# Element data from apps and pages:
-*-
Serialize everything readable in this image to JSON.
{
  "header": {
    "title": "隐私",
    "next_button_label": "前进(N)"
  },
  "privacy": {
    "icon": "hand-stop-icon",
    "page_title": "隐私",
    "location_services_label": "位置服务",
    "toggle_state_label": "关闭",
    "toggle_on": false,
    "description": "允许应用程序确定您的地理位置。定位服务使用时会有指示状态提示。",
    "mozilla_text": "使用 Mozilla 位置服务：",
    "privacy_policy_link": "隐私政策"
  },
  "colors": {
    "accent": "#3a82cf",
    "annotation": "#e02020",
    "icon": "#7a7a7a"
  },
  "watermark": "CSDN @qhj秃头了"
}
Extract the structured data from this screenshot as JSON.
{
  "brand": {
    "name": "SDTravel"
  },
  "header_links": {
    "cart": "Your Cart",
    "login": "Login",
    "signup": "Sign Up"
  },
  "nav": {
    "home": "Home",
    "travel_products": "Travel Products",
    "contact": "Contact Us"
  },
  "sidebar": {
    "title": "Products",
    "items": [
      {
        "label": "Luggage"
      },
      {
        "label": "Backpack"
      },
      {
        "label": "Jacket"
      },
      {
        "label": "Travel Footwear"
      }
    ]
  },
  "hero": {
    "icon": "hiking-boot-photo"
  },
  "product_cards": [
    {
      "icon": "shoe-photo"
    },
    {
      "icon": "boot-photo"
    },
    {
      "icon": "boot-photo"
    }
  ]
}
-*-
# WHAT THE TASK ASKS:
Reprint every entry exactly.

# SOLUTION FOR THIS TASK:
Serialize everything readable in this image to JSON.
{
  "header": {
    "title": "隐私",
    "next_button_label": "前进(N)"
  },
  "privacy": {
    "icon": "hand-stop-icon",
    "page_title": "隐私",
    "location_services_label": "位置服务",
    "toggle_state_label": "关闭",
    "toggle_on": false,
    "description": "允许应用程序确定您的地理位置。定位服务使用时会有指示状态提示。",
    "mozilla_text": "使用 Mozilla 位置服务：",
    "privacy_policy_link": "隐私政策"
  },
  "colors": {
    "accent": "#3a82cf",
    "annotation": "#e02020",
    "icon": "#7a7a7a"
  },
  "watermark": "CSDN @qhj秃头了"
}
Extract the structured data from this screenshot as JSON.
{
  "brand": {
    "name": "SDTravel"
  },
  "header_links": {
    "cart": "Your Cart",
    "login": "Login",
    "signup": "Sign Up"
  },
  "nav": {
    "home": "Home",
    "travel_products": "Travel Products",
    "contact": "Contact Us"
  },
  "sidebar": {
    "title": "Products",
    "items": [
      {
        "label": "Luggage"
      },
      {
        "label": "Backpack"
      },
      {
        "label": "Jacket"
      },
      {
        "label": "Travel Footwear"
      }
    ]
  },
  "hero": {
    "icon": "hiking-boot-photo"
  },
  "product_cards": [
    {
      "icon": "shoe-photo"
    },
    {
      "icon": "boot-photo"
    },
    {
      "icon": "boot-photo"
    }
  ]
}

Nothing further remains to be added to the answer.